Stronger Membranes & Cutting Energy in Chem Mfg

30 August 2019

The Georgia Institute of Technology has develop an alternative to thermally driven distillation routes. Prompted by the energy-intensive nature of chemical separation processes critical in chemical manufacturing, materials were modified with atomic-scale metal oxide networks, resulting in membranes that can perform chemical separations at a lower energy consumption levels and can withstand harsh solvent-rich chemical streams than traditionally seen.

Metal-containing vapors are infused into the prefabricated membrane by application of vapor phase infiltration technology. This results in a hybrid membrane that demonstrates improved separation performance in various solvents. The metal oxide networks protects the membranes from swelling or dissolving in solvents, as confirmed during tests conducted using tetrahydrofuran, dichloromethane and chloroform. The hybrid membranes remained stable for several months and proved selective, successfully differentiated aromatic molecules separated in size by as little as 0.2 nanometers.

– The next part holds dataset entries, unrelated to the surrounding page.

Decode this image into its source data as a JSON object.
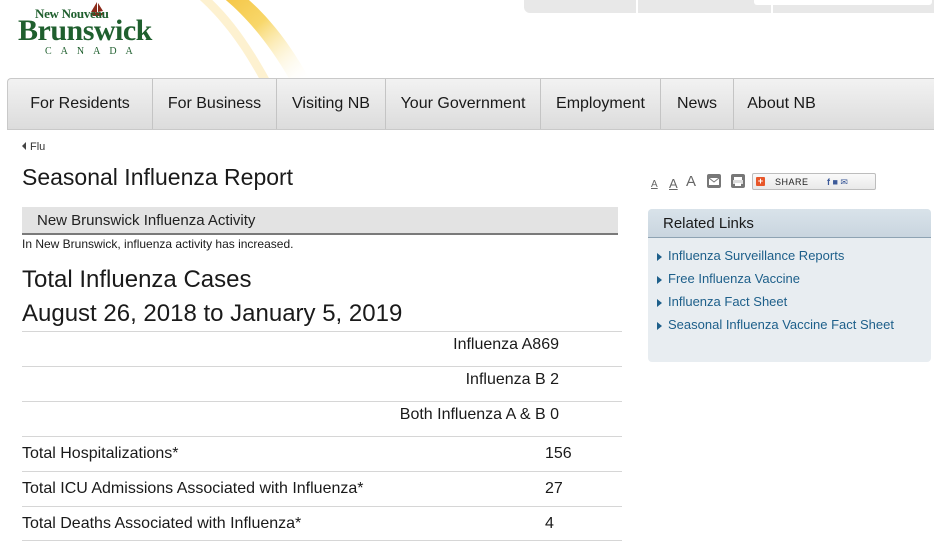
{
  "brand": {
    "small": "New Nouveau",
    "name": "Brunswick",
    "country": "CANADA"
  },
  "nav": {
    "items": [
      {
        "label": "For Residents"
      },
      {
        "label": "For Business"
      },
      {
        "label": "Visiting NB"
      },
      {
        "label": "Your Government"
      },
      {
        "label": "Employment"
      },
      {
        "label": "News"
      },
      {
        "label": "About NB"
      }
    ]
  },
  "breadcrumb": {
    "label": "Flu"
  },
  "page": {
    "title": "Seasonal Influenza Report",
    "activity_heading": "New Brunswick Influenza Activity",
    "activity_text": "In New Brunswick, influenza activity has increased.",
    "cases_title": "Total Influenza Cases",
    "cases_range": "August 26, 2018 to January 5, 2019"
  },
  "table": {
    "rows": [
      {
        "label": "Influenza A869"
      },
      {
        "label": "Influenza B 2"
      },
      {
        "label": "Both Influenza A & B 0"
      },
      {
        "label": "Total Hospitalizations*",
        "value": "156"
      },
      {
        "label": "Total ICU Admissions Associated with Influenza*",
        "value": "27"
      },
      {
        "label": "Total Deaths Associated with Influenza*",
        "value": "4"
      }
    ]
  },
  "tools": {
    "font_small": "A",
    "font_medium": "A",
    "font_large": "A",
    "share_label": "SHARE",
    "share_icons": "f ■ ✉"
  },
  "related": {
    "heading": "Related Links",
    "links": [
      {
        "label": "Influenza Surveillance Reports"
      },
      {
        "label": "Free Influenza Vaccine"
      },
      {
        "label": "Influenza Fact Sheet"
      },
      {
        "label": "Seasonal Influenza Vaccine Fact Sheet"
      }
    ]
  },
  "colors": {
    "brand_green": "#1f5f2e",
    "link_blue": "#1d5f8a",
    "swoosh_gold": "#f2b21c"
  }
}
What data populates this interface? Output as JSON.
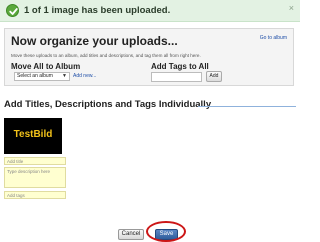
{
  "banner": {
    "message": "1 of 1 image has been uploaded.",
    "close_symbol": "×",
    "color": "#e3f2e3"
  },
  "organize": {
    "title": "Now organize your uploads...",
    "goto_link": "Go to album",
    "subtitle": "Move these uploads to an album, add titles and descriptions, and tag them all from right here.",
    "move_label": "Move All to Album",
    "album_select_value": "Select an album",
    "add_new_link": "Add new...",
    "tags_label": "Add Tags to All",
    "tags_input_value": "",
    "tags_add_button": "Add"
  },
  "individual": {
    "heading": "Add Titles, Descriptions and Tags Individually",
    "thumbnail_text": "TestBild",
    "title_placeholder": "Add title",
    "description_placeholder": "Type description here",
    "tags_placeholder": "Add tags"
  },
  "actions": {
    "cancel_label": "Cancel",
    "save_label": "Save",
    "highlight_color": "#cc1616"
  }
}
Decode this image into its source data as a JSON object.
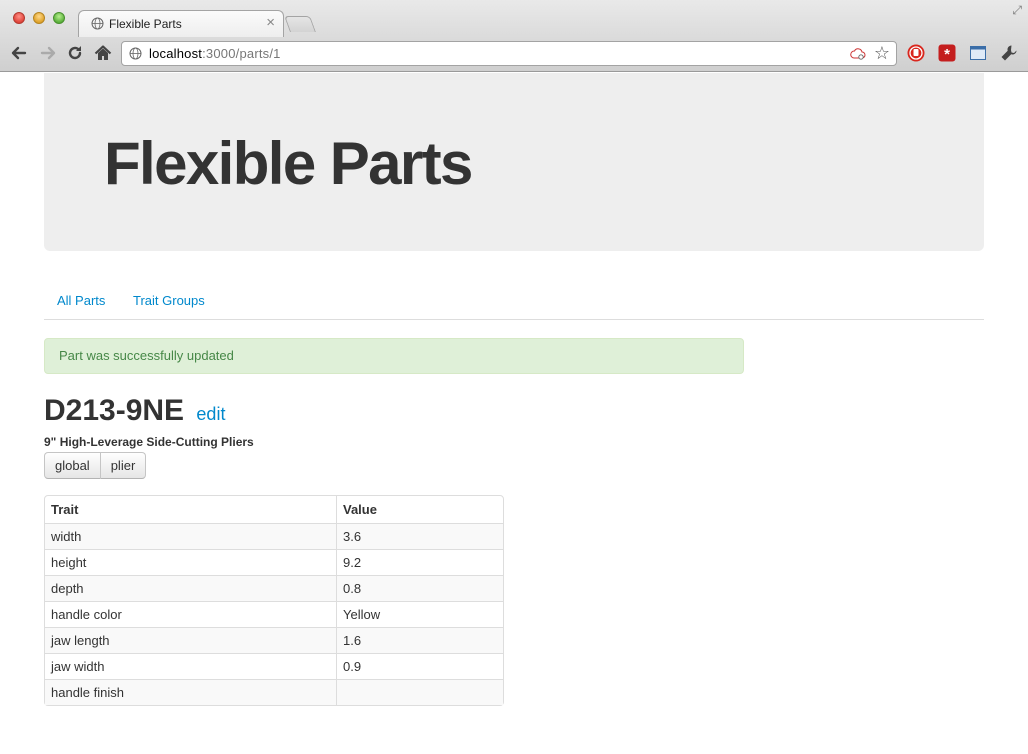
{
  "browser": {
    "tab_title": "Flexible Parts",
    "tab_close": "×",
    "url_host": "localhost",
    "url_rest": ":3000/parts/1",
    "icons": [
      "back-icon",
      "forward-icon",
      "reload-icon",
      "home-icon",
      "globe-icon",
      "cloud-icon",
      "star-icon",
      "stop-extension-icon",
      "lastpass-icon",
      "window-icon",
      "wrench-icon"
    ]
  },
  "header": {
    "title": "Flexible Parts"
  },
  "nav": {
    "all_parts": "All Parts",
    "trait_groups": "Trait Groups"
  },
  "alert": {
    "message": "Part was successfully updated"
  },
  "part": {
    "number": "D213-9NE",
    "edit_label": "edit",
    "description": "9\" High-Leverage Side-Cutting Pliers",
    "tags": [
      "global",
      "plier"
    ]
  },
  "table": {
    "headers": [
      "Trait",
      "Value"
    ],
    "rows": [
      [
        "width",
        "3.6"
      ],
      [
        "height",
        "9.2"
      ],
      [
        "depth",
        "0.8"
      ],
      [
        "handle color",
        "Yellow"
      ],
      [
        "jaw length",
        "1.6"
      ],
      [
        "jaw width",
        "0.9"
      ],
      [
        "handle finish",
        ""
      ]
    ]
  },
  "colors": {
    "link": "#0088cc",
    "alert_bg": "#dff0d8",
    "alert_text": "#468847",
    "hero_bg": "#eeeeee"
  }
}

Image caption: An elemental map collected with electron microscopy of a fractured cross-section of hybrid hollow fiber membrane with a radius of about 500 μm. Green dots signify locations of the metal oxide within the membrane. Source: Georgia Institute of Technology.